**Dataset extract**
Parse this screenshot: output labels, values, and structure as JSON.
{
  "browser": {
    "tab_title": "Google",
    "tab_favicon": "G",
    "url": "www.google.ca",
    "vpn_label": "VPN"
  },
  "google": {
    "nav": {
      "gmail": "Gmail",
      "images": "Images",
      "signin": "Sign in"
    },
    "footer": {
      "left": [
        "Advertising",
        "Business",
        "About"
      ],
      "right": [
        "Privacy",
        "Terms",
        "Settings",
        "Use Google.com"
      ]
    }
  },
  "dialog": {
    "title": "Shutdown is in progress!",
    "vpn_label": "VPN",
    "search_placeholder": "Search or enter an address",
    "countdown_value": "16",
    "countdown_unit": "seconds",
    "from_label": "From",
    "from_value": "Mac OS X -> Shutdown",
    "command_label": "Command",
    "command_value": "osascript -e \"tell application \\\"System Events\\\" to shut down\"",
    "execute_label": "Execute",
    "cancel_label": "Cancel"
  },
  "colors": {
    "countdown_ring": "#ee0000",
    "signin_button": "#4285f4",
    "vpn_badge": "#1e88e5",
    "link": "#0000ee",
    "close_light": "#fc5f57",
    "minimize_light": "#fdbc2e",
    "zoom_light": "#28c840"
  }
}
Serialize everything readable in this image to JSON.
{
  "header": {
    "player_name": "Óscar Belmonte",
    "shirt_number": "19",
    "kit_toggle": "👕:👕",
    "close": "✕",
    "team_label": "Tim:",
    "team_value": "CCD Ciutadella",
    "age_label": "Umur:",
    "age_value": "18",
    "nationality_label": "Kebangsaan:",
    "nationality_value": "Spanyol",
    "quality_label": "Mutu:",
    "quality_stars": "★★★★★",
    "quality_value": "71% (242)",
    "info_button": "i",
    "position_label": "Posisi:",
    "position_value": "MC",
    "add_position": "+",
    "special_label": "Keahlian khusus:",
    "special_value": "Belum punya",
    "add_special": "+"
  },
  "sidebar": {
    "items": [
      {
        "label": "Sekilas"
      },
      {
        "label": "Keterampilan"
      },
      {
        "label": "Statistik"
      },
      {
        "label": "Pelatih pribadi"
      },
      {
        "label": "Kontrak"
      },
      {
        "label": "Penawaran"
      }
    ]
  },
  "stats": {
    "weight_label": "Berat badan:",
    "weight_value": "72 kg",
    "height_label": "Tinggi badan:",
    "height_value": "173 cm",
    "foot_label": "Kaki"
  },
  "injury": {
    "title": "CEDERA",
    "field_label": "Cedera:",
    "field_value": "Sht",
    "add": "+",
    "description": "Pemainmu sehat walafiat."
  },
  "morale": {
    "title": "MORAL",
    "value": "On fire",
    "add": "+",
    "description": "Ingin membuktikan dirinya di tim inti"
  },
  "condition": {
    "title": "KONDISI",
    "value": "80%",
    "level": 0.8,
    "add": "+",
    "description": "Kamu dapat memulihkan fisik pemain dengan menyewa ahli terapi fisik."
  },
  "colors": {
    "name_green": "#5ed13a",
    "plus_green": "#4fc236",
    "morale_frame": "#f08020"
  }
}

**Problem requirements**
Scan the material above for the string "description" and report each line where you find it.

**Solution to the exercise**
    "description": "Pemainmu sehat walafiat."
    "description": "Ingin membuktikan dirinya di tim inti"
    "description": "Kamu dapat memulihkan fisik pemain dengan menyewa ahli terapi fisik."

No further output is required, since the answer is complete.